Republican state superintendent Debbie Critchfield’s task force to study potential formula changes built some momentum to update the formula heading into the session. But after several meetings in recent months, the committee didn’t make a recommendation on attendance-based funding, which still has broad support among Republicans.
School leaders had ample notice of the switch back to attendance funding, Den Hartog noted Thursday. She also acknowledged that students are increasingly absent, and school funding could accommodate flexible attendance while still providing adequate money to schools.
“I think we’re going to have a continued discussion, and maybe find some compromises in the middle,” Den Hartog said.
Library bills return before GOP primary
An ongoing debate over content in libraries also remains unsettled, and lawmakers say they expect multiple bills to take another crack at regulating what’s accessible to children in school and public libraries.
Those proposals, and other social issues related to education, will likely be fodder for the May GOP primary election, which has been attracting campaign spending and early endorsements for months.
Republicans who opposed last year’s library bill — which would have made libraries civilly liable for distributing material considered “harmful” — have faced censure by the state GOP and their home precinct committees.

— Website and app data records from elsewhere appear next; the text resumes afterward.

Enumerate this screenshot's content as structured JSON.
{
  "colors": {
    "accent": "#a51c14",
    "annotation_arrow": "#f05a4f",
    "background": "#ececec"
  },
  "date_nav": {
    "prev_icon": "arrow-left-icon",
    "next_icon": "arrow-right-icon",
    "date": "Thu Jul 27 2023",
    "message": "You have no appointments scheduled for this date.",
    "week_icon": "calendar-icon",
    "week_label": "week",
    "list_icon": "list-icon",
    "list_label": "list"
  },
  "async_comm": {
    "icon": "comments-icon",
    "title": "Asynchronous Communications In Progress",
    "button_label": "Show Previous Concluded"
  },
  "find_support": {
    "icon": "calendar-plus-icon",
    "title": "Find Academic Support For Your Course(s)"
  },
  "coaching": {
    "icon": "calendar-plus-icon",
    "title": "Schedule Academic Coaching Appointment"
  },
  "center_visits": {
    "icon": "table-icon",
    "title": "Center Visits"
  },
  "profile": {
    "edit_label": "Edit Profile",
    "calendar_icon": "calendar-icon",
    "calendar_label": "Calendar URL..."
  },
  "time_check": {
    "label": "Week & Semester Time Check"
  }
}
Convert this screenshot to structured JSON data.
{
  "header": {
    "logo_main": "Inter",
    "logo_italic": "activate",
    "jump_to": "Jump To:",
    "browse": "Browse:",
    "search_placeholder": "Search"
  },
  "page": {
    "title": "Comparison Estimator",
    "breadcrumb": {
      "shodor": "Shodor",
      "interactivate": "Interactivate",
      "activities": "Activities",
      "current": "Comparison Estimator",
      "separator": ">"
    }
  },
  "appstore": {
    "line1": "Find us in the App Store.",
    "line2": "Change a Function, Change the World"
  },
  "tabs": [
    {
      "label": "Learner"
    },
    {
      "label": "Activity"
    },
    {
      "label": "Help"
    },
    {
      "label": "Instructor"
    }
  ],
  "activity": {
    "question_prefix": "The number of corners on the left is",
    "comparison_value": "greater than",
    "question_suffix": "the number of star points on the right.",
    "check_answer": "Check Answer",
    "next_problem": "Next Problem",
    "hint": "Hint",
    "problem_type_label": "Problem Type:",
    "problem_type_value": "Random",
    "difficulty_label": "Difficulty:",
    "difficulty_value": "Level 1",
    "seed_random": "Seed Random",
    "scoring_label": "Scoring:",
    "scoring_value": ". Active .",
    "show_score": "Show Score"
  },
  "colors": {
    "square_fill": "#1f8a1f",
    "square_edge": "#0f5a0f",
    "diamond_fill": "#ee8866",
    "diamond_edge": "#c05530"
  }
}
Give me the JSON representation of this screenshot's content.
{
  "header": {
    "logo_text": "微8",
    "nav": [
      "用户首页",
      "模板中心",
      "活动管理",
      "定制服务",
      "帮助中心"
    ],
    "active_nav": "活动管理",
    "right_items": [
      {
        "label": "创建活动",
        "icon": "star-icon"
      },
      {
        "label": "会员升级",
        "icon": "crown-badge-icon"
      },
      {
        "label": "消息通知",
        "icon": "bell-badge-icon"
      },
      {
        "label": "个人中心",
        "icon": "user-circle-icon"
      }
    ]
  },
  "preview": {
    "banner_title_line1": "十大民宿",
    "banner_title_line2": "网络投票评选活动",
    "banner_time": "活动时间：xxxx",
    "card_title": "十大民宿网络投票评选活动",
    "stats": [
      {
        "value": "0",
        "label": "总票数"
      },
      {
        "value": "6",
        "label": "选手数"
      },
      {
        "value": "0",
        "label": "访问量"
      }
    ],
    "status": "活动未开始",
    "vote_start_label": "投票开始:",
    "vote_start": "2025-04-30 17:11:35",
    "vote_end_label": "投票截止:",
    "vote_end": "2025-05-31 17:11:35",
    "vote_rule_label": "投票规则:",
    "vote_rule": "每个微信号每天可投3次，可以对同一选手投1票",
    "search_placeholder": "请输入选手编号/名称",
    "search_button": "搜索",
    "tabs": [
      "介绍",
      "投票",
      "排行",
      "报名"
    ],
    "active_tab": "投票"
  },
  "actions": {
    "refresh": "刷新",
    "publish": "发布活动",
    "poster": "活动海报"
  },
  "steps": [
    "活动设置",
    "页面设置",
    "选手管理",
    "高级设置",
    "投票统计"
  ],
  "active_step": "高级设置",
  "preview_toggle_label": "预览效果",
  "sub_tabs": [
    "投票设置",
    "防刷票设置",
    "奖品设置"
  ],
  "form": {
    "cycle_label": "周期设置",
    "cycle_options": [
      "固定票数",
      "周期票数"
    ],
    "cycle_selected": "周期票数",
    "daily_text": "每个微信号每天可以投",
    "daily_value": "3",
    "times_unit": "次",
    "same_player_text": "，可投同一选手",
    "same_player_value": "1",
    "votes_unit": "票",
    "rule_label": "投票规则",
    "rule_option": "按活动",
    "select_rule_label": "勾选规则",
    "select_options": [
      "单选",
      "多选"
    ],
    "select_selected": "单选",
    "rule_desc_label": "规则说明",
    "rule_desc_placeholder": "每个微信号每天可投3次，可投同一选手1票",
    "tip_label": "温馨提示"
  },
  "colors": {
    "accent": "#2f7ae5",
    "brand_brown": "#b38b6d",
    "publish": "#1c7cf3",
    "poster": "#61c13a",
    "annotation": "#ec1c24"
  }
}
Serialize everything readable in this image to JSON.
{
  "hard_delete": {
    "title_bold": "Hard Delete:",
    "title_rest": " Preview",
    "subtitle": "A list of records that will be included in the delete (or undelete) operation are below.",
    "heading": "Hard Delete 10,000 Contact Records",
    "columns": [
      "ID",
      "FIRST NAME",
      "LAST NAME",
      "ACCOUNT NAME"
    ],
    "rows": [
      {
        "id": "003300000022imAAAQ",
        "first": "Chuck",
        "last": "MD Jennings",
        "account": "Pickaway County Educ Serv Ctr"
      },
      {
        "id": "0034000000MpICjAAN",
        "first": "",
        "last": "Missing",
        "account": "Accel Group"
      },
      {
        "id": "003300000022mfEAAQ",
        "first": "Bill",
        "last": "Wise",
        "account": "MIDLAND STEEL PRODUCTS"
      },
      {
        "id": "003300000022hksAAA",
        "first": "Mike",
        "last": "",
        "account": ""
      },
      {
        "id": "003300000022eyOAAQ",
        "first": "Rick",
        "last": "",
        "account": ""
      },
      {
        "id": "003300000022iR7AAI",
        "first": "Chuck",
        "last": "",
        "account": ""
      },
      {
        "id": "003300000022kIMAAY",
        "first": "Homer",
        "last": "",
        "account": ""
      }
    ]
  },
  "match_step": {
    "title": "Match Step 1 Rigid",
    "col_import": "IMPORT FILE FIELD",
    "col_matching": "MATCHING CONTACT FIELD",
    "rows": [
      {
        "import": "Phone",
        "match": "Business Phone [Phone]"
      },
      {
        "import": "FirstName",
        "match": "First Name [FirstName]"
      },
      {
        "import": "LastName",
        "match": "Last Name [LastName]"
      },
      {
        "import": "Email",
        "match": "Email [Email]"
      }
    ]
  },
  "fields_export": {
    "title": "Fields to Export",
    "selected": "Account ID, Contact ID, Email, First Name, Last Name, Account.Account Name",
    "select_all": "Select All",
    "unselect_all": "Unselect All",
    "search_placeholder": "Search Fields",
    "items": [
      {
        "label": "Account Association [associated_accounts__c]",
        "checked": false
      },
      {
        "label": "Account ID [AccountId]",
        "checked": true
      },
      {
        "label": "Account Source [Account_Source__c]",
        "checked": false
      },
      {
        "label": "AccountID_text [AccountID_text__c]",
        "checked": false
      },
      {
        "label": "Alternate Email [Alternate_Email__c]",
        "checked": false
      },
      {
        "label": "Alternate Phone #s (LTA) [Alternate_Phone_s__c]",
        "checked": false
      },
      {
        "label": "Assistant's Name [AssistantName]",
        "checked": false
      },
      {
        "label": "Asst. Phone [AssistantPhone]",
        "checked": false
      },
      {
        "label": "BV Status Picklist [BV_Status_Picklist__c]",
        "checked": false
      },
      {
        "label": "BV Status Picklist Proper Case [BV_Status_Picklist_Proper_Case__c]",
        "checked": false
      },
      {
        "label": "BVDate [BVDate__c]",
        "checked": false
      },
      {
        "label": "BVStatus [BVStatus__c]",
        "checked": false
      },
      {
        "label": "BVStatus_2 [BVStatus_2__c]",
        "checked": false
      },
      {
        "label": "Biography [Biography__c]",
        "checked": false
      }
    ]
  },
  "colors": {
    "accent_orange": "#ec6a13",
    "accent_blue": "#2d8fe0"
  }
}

Resistance to that bill has also been the subject of several attack ads on incumbent lawmakers.
Such dividing lines between Republicans will come into focus during the legislative session, Lent said.
“It will be much clearer for (voters) to make their decisions, as to what brand of Republican Party they’re more inclined to support,” he said.